A fresh face, fresh approach
RIGHT from the start Abigail Noli looked a bit of a dark horse in the race for a council seat. Though she was a novice candidate, her longstanding family ties in the Mossman community meant she was well known and came to the election with a great deal of goodwill behind her.
Her strong showing in the poll – her 10.83 per cent result was second only to Julia Leu’s landslide victory – is a ringing endorsement of her independent stance and a wide perception that she is her own woman, a practical and capable person who brings plenty to the table as a councillor.
Given that the likely makeup of the council could sometimes see a polarisation of camps on issues, it could mean the 42-yearold former soccer professional and now flower farmer may be in a pivotal position with a deciding vote. Ratepayers will be wondering what Abigail thinks. So what does she think? ‘‘I’m just going to try to do the right thing, just make the best decision on what’s placed there.
‘‘I’m conservative just slightly, in the sense that I think you do the small things correctly first, and then you go and do the fantastic, wild ideas. If that makes me conservative I may be trending that way a bit.’’ What’s her position on the tourism levy? ‘‘Of course tourism is terribly important but I really don’t want to really bleed people dry just to raise rates for a tourism levy. I think it’s interesting that tourism has reportedly gone well this year, on the same amount of funding, so perhaps we need to look at why, why has it gone so well this year, and perhaps we can emulate that again.
‘‘There’s no doubt we need a formal push on tourism in the next few years.
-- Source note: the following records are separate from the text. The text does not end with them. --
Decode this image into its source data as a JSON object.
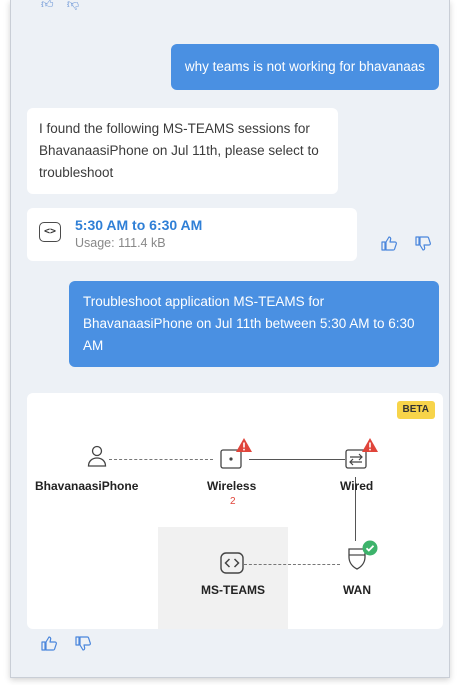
{
  "conversation": {
    "user_query": "why teams is not working for bhavanaas",
    "bot_reply": "I found the following MS-TEAMS sessions for BhavanaasiPhone on Jul 11th, please select to troubleshoot",
    "session": {
      "time_range": "5:30 AM to 6:30 AM",
      "usage": "Usage: 111.4 kB"
    },
    "user_followup": "Troubleshoot application MS-TEAMS for BhavanaasiPhone on Jul 11th between 5:30 AM to 6:30 AM"
  },
  "topology": {
    "badge": "BETA",
    "nodes": {
      "client": {
        "label": "BhavanaasiPhone",
        "icon": "user-icon"
      },
      "wireless": {
        "label": "Wireless",
        "count": "2",
        "status": "warning",
        "icon": "access-point-icon"
      },
      "wired": {
        "label": "Wired",
        "status": "warning",
        "icon": "switch-icon"
      },
      "wan": {
        "label": "WAN",
        "status": "ok",
        "icon": "router-icon"
      },
      "app": {
        "label": "MS-TEAMS",
        "icon": "code-icon"
      }
    }
  },
  "colors": {
    "accent": "#4a90e2",
    "link": "#2f7fd6",
    "warning": "#e0443a",
    "ok": "#3db36b",
    "beta": "#f7d44a",
    "panel_bg": "#edf1f6"
  }
}
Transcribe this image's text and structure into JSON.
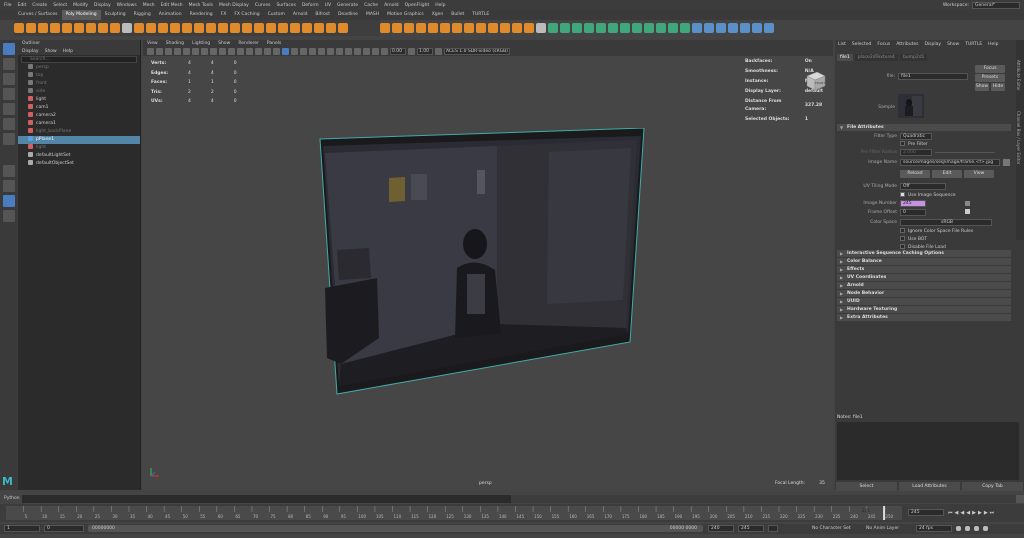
{
  "menubar": {
    "items": [
      "File",
      "Edit",
      "Create",
      "Select",
      "Modify",
      "Display",
      "Windows",
      "Mesh",
      "Edit Mesh",
      "Mesh Tools",
      "Mesh Display",
      "Curves",
      "Surfaces",
      "Deform",
      "UV",
      "Generate",
      "Cache",
      "Arnold",
      "OpenFlight",
      "Help"
    ],
    "workspace_label": "Workspace:",
    "workspace_value": "General*"
  },
  "shelf": {
    "tabs": [
      "Curves / Surfaces",
      "Poly Modeling",
      "Sculpting",
      "Rigging",
      "Animation",
      "Rendering",
      "FX",
      "FX Caching",
      "Custom",
      "Arnold",
      "Bifrost",
      "Deadline",
      "MASH",
      "Motion Graphics",
      "Xgen",
      "Bullet",
      "TURTLE"
    ],
    "active_tab": "Poly Modeling"
  },
  "outliner": {
    "title": "Outliner",
    "menus": [
      "Display",
      "Show",
      "Help"
    ],
    "search_placeholder": "Search...",
    "items": [
      {
        "label": "persp",
        "dim": true,
        "color": "#777"
      },
      {
        "label": "top",
        "dim": true,
        "color": "#777"
      },
      {
        "label": "front",
        "dim": true,
        "color": "#777"
      },
      {
        "label": "side",
        "dim": true,
        "color": "#777"
      },
      {
        "label": "light",
        "dim": false,
        "color": "#d06060"
      },
      {
        "label": "cam1",
        "dim": false,
        "color": "#d06060"
      },
      {
        "label": "camera2",
        "dim": false,
        "color": "#d06060"
      },
      {
        "label": "camera1",
        "dim": false,
        "color": "#d06060"
      },
      {
        "label": "light_backPlane",
        "dim": true,
        "color": "#d06060"
      },
      {
        "label": "pPlane1",
        "dim": false,
        "sel": true,
        "color": "#5aa0e0"
      },
      {
        "label": "light",
        "dim": true,
        "color": "#d06060"
      },
      {
        "label": "defaultLightSet",
        "dim": false,
        "color": "#aaa"
      },
      {
        "label": "defaultObjectSet",
        "dim": false,
        "color": "#aaa"
      }
    ]
  },
  "viewport": {
    "menus": [
      "View",
      "Shading",
      "Lighting",
      "Show",
      "Renderer",
      "Panels"
    ],
    "field_a": "0.00",
    "field_b": "1.00",
    "colorspace": "ACES 1.0 SDR-video (sRGB)",
    "hud_left": [
      {
        "label": "Verts:",
        "a": "4",
        "b": "4",
        "c": "0"
      },
      {
        "label": "Edges:",
        "a": "4",
        "b": "4",
        "c": "0"
      },
      {
        "label": "Faces:",
        "a": "1",
        "b": "1",
        "c": "0"
      },
      {
        "label": "Tris:",
        "a": "2",
        "b": "2",
        "c": "0"
      },
      {
        "label": "UVs:",
        "a": "4",
        "b": "4",
        "c": "0"
      }
    ],
    "hud_right": [
      {
        "label": "Backfaces:",
        "value": "On"
      },
      {
        "label": "Smoothness:",
        "value": "N/A"
      },
      {
        "label": "Instance:",
        "value": "No"
      },
      {
        "label": "Display Layer:",
        "value": "default"
      },
      {
        "label": "Distance From Camera:",
        "value": "327.28"
      },
      {
        "label": "Selected Objects:",
        "value": "1"
      }
    ],
    "viewcube_label": "FRONT",
    "camera_name": "persp",
    "focal_label": "Focal Length:",
    "focal_value": "35"
  },
  "attr": {
    "tabs": [
      "List",
      "Selected",
      "Focus",
      "Attributes",
      "Display",
      "Show",
      "TURTLE",
      "Help"
    ],
    "node_tabs": [
      "file1",
      "place2dTexture4",
      "bump2d1"
    ],
    "file_label": "file:",
    "file_value": "file1",
    "focus_btn": "Focus",
    "presets_btn": "Presets",
    "show_btn": "Show",
    "hide_btn": "Hide",
    "sample_label": "Sample",
    "file_attrs_section": "File Attributes",
    "filter_type_label": "Filter Type",
    "filter_type_value": "Quadratic",
    "prefilter_label": "Pre Filter",
    "prefilter_radius_label": "Pre Filter Radius",
    "prefilter_radius_value": "2.000",
    "image_name_label": "Image Name",
    "image_name_value": "sourceimages/seq/image/frame.<f>.jpg",
    "reload_btn": "Reload",
    "edit_btn": "Edit",
    "view_btn": "View",
    "uv_tiling_label": "UV Tiling Mode",
    "uv_tiling_value": "Off",
    "use_seq_label": "Use Image Sequence",
    "image_number_label": "Image Number",
    "image_number_value": "245",
    "frame_offset_label": "Frame Offset",
    "frame_offset_value": "0",
    "color_space_label": "Color Space",
    "color_space_value": "sRGB",
    "ignore_cs_label": "Ignore Color Space File Rules",
    "use_bot_label": "Use BOT",
    "disable_load_label": "Disable File Load",
    "sections": [
      "Interactive Sequence Caching Options",
      "Color Balance",
      "Effects",
      "UV Coordinates",
      "Arnold",
      "Node Behavior",
      "UUID",
      "Hardware Texturing",
      "Extra Attributes"
    ],
    "notes_label": "Notes: file1",
    "bottom_buttons": [
      "Select",
      "Load Attributes",
      "Copy Tab"
    ],
    "side_tabs": [
      "Attribute Editor",
      "Channel Box / Layer Editor"
    ]
  },
  "cmdline": {
    "lang": "Python"
  },
  "timeline": {
    "current_frame": "245",
    "ticks": [
      "5",
      "10",
      "15",
      "20",
      "25",
      "30",
      "35",
      "40",
      "45",
      "50",
      "55",
      "60",
      "65",
      "70",
      "75",
      "80",
      "85",
      "90",
      "95",
      "100",
      "105",
      "110",
      "115",
      "120",
      "125",
      "130",
      "135",
      "140",
      "145",
      "150",
      "155",
      "160",
      "165",
      "170",
      "175",
      "180",
      "185",
      "190",
      "195",
      "200",
      "205",
      "210",
      "215",
      "220",
      "225",
      "230",
      "235",
      "240",
      "245",
      "250"
    ],
    "playhead_fraction": 0.98
  },
  "range": {
    "start": "1",
    "start2": "0",
    "inner_start": "00000000",
    "inner_end": "00000 0000",
    "end1": "240",
    "end2": "245",
    "no_char_set": "No Character Set",
    "no_anim_layer": "No Anim Layer",
    "fps": "24 fps"
  },
  "colors": {
    "accent": "#5285a6",
    "maya_logo": "#3ab6c4",
    "image_number_field": "#c890e0"
  }
}
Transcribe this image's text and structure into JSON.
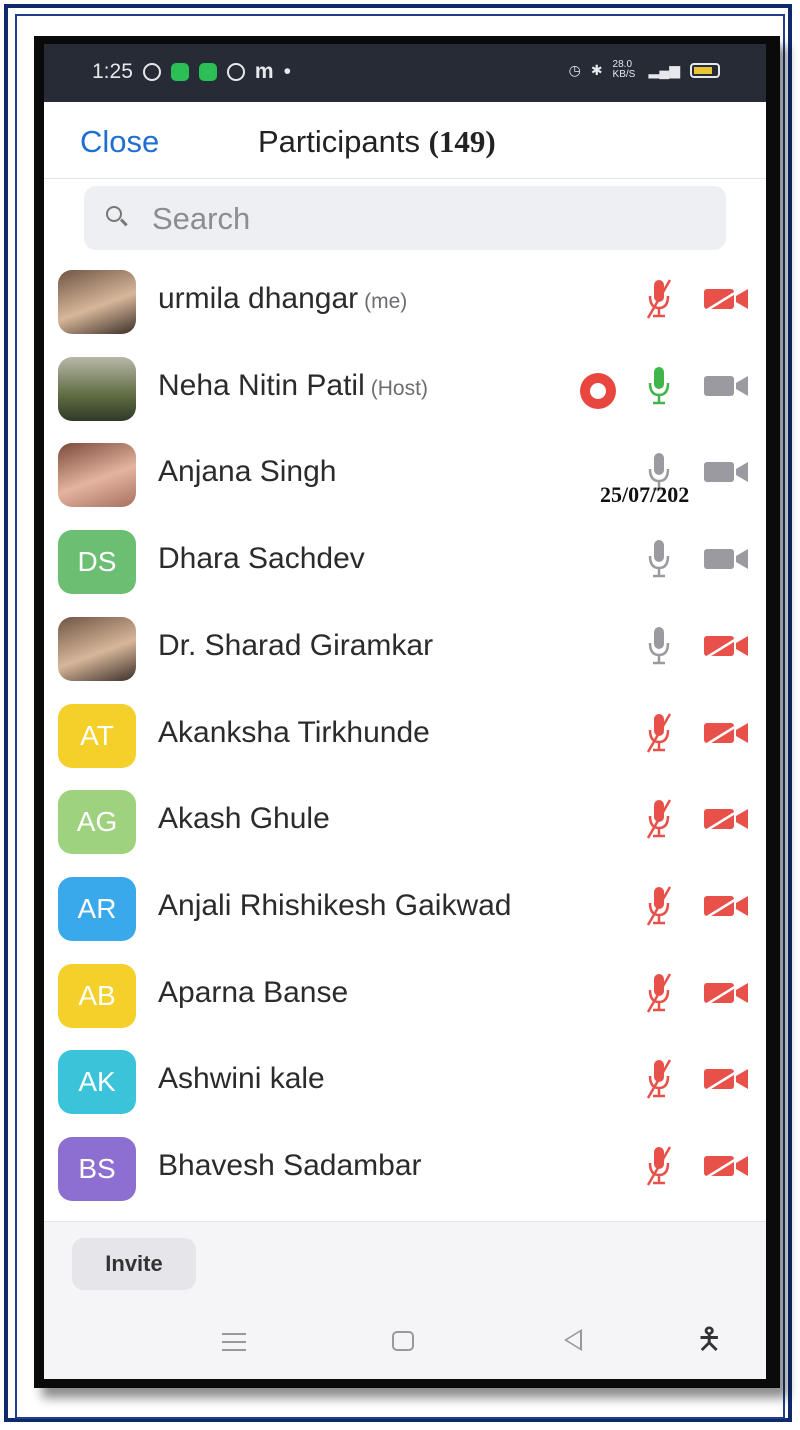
{
  "status_bar": {
    "time": "1:25",
    "app_letter": "m",
    "network_speed": "28.0 KB/S"
  },
  "header": {
    "close_label": "Close",
    "title": "Participants",
    "count": "(149)"
  },
  "search": {
    "placeholder": "Search"
  },
  "participants": [
    {
      "name": "urmila dhangar",
      "tag": "(me)",
      "avatar": "photo",
      "mic": "muted",
      "video": "off"
    },
    {
      "name": "Neha Nitin Patil",
      "tag": "(Host)",
      "avatar": "photo",
      "recording": true,
      "mic": "active",
      "video": "on"
    },
    {
      "name": "Anjana Singh",
      "tag": "",
      "avatar": "photo",
      "mic": "unmuted",
      "video": "on"
    },
    {
      "name": "Dhara Sachdev",
      "tag": "",
      "initials": "DS",
      "color": "#6cbf72",
      "mic": "unmuted",
      "video": "on"
    },
    {
      "name": "Dr. Sharad Giramkar",
      "tag": "",
      "avatar": "photo",
      "mic": "unmuted",
      "video": "off"
    },
    {
      "name": "Akanksha Tirkhunde",
      "tag": "",
      "initials": "AT",
      "color": "#f5d02a",
      "mic": "muted",
      "video": "off"
    },
    {
      "name": "Akash Ghule",
      "tag": "",
      "initials": "AG",
      "color": "#9fd27e",
      "mic": "muted",
      "video": "off"
    },
    {
      "name": "Anjali Rhishikesh Gaikwad",
      "tag": "",
      "initials": "AR",
      "color": "#3aa9ec",
      "mic": "muted",
      "video": "off"
    },
    {
      "name": "Aparna Banse",
      "tag": "",
      "initials": "AB",
      "color": "#f5d02a",
      "mic": "muted",
      "video": "off"
    },
    {
      "name": "Ashwini kale",
      "tag": "",
      "initials": "AK",
      "color": "#3bc4d9",
      "mic": "muted",
      "video": "off"
    },
    {
      "name": "Bhavesh Sadambar",
      "tag": "",
      "initials": "BS",
      "color": "#8c6fd0",
      "mic": "muted",
      "video": "off"
    }
  ],
  "overlay_date": "25/07/202",
  "footer": {
    "invite_label": "Invite"
  },
  "colors": {
    "accent": "#1f6fd0",
    "muted_red": "#e8504a",
    "active_green": "#3fb54a",
    "icon_gray": "#9a9aa0"
  }
}
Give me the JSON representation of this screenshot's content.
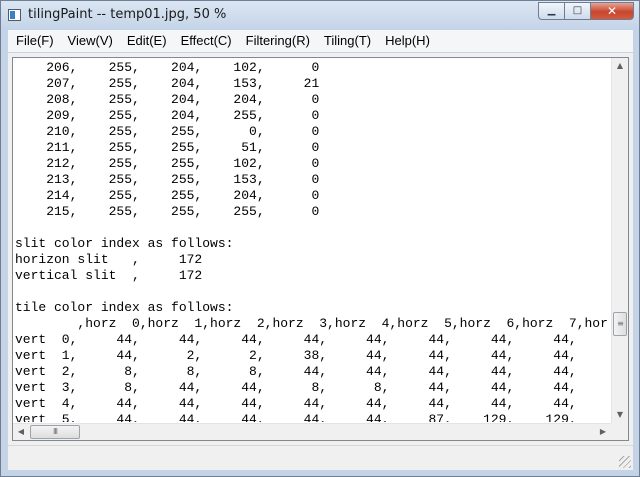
{
  "window": {
    "title": "tilingPaint -- temp01.jpg, 50 %",
    "minimize_glyph": "▁",
    "maximize_glyph": "□",
    "close_glyph": "✕"
  },
  "menu": [
    {
      "label": "File(F)"
    },
    {
      "label": "View(V)"
    },
    {
      "label": "Edit(E)"
    },
    {
      "label": "Effect(C)"
    },
    {
      "label": "Filtering(R)"
    },
    {
      "label": "Tiling(T)"
    },
    {
      "label": "Help(H)"
    }
  ],
  "editor": {
    "lines": [
      "    206,    255,    204,    102,      0",
      "    207,    255,    204,    153,     21",
      "    208,    255,    204,    204,      0",
      "    209,    255,    204,    255,      0",
      "    210,    255,    255,      0,      0",
      "    211,    255,    255,     51,      0",
      "    212,    255,    255,    102,      0",
      "    213,    255,    255,    153,      0",
      "    214,    255,    255,    204,      0",
      "    215,    255,    255,    255,      0",
      "",
      "slit color index as follows:",
      "horizon slit   ,     172",
      "vertical slit  ,     172",
      "",
      "tile color index as follows:",
      "        ,horz  0,horz  1,horz  2,horz  3,horz  4,horz  5,horz  6,horz  7,hor",
      "vert  0,     44,     44,     44,     44,     44,     44,     44,     44,",
      "vert  1,     44,      2,      2,     38,     44,     44,     44,     44,",
      "vert  2,      8,      8,      8,     44,     44,     44,     44,     44,",
      "vert  3,      8,     44,     44,      8,      8,     44,     44,     44,",
      "vert  4,     44,     44,     44,     44,     44,     44,     44,     44,",
      "vert  5,     44,     44,     44,     44,     44,     87,    129,    129,"
    ]
  },
  "scrollbars": {
    "up_glyph": "▲",
    "down_glyph": "▼",
    "left_glyph": "◀",
    "right_glyph": "▶",
    "v_grip": "≡",
    "h_grip": "III"
  },
  "colors": {
    "frame": "#c4d3e6",
    "close_button": "#c7472f",
    "menubar": "#f5f6f7",
    "editor_bg": "#ffffff"
  }
}
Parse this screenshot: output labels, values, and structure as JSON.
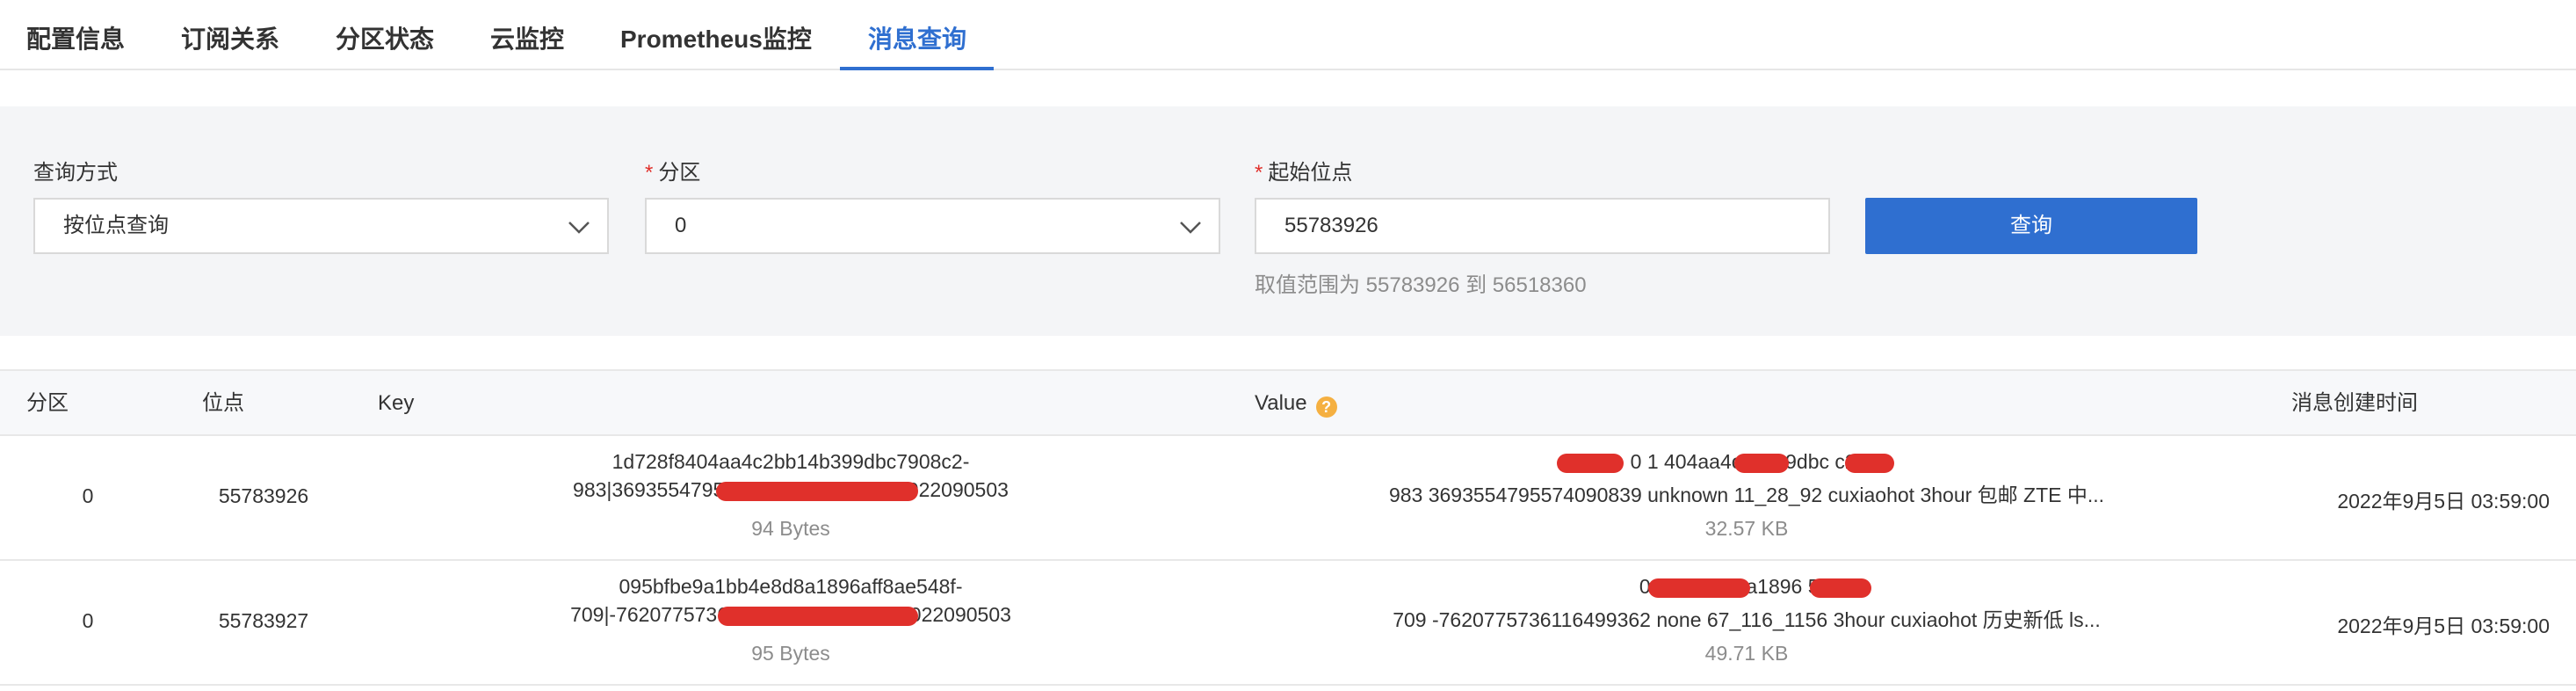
{
  "tabs": [
    {
      "label": "配置信息"
    },
    {
      "label": "订阅关系"
    },
    {
      "label": "分区状态"
    },
    {
      "label": "云监控"
    },
    {
      "label": "Prometheus监控"
    },
    {
      "label": "消息查询",
      "active": true
    }
  ],
  "query": {
    "method_label": "查询方式",
    "method_value": "按位点查询",
    "partition_label": "分区",
    "partition_value": "0",
    "offset_label": "起始位点",
    "offset_value": "55783926",
    "required_mark": "*",
    "range_hint": "取值范围为 55783926 到 56518360",
    "submit_label": "查询"
  },
  "table": {
    "columns": {
      "partition": "分区",
      "offset": "位点",
      "key": "Key",
      "value": "Value",
      "value_help": "?",
      "created": "消息创建时间"
    },
    "rows": [
      {
        "partition": "0",
        "offset": "55783926",
        "key_line1": "1d728f8404aa4c2bb14b399dbc7908c2-",
        "key_line2": "983|3693554795574090839|                                        |feeds|2022090503",
        "key_size": "94 Bytes",
        "value_line1": "0 1                404aa4c2bl             99dbc        c2-",
        "value_line2": "983 3693554795574090839 unknown 11_28_92 cuxiaohot 3hour 包邮 ZTE 中...",
        "value_size": "32.57 KB",
        "created": "2022年9月5日 03:59:00"
      },
      {
        "partition": "0",
        "offset": "55783927",
        "key_line1": "095bfbe9a1bb4e8d8a1896aff8ae548f-",
        "key_line2": "709|-7620775736116499362|                                       |feeds|2022090503",
        "key_size": "95 Bytes",
        "value_line1": "0 095bfbe9                a1896        548f-",
        "value_line2": "709 -7620775736116499362 none 67_116_1156 3hour cuxiaohot 历史新低 ls...",
        "value_size": "49.71 KB",
        "created": "2022年9月5日 03:59:00"
      }
    ]
  },
  "colors": {
    "accent": "#2f6fd0",
    "required": "#e0302b",
    "help_icon": "#f5b041",
    "panel_bg": "#f4f5f7"
  },
  "icons": [
    "chevron-down-icon",
    "help-icon"
  ]
}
But how can it be done smartly so we don’t hurt people too much with a levy, rate rises, whatever?’’ Critical issues for the shire? ‘‘I really think we need a renewed push for the aged care – not that we didn’t before but maybe new energy might make the breakthrough this time. And there has to be the right balance between development, what people want and what’s good for the shire, what’s good for the future of everybody.
‘‘And of course the budget. You have to get it right and go from there.’’
Youth issues are a priority for Ms Noli, but as to other things she has no hard agenda. Her thinking may change as issues unfold. She points out that she is a newcomer, it is a new shire and ‘‘we don’t know what the budget position is yet’’.
What if she finds herself in the middle between two camps which include councillors who were associated with the pre- amalgamation shire?
‘‘Of course this is a possibility, as there are always possibilities of disagreement between any set of councillors.
‘‘But maybe disagreement can be a positive thing as this might ensure that the best possible decision or conclusion will be arrived at. My grandfather’s shire in Italy actually specifically appoints two councillors a year to play devil’s advocate on every issue to help guarantee that the right decision is made.
‘‘I would try to confront every issue, speak to all the experts, and if there are disagreements or animosity on either side of me, I’ve just got to try to be stronger than that and work through it.
‘‘I can see pros in each argument and each can make a good argument. But I hope I can make my own decision on sound thinking and not because someone has persuaded me.
‘‘I really want to be strong on that, and to make sure things are done for the right reason.
‘‘I’m really not associated with any of the other councillors in particular.’’ So is she is optimistic about the council? ‘‘Of course, you have to be. And I’m very excited. If we come across problems let’s work through them. There’s nothing else I can do. Let’s start off right, as a combined group, and go from there.’’
IMPRESSIVE VOTE COUNT: Abigail Noli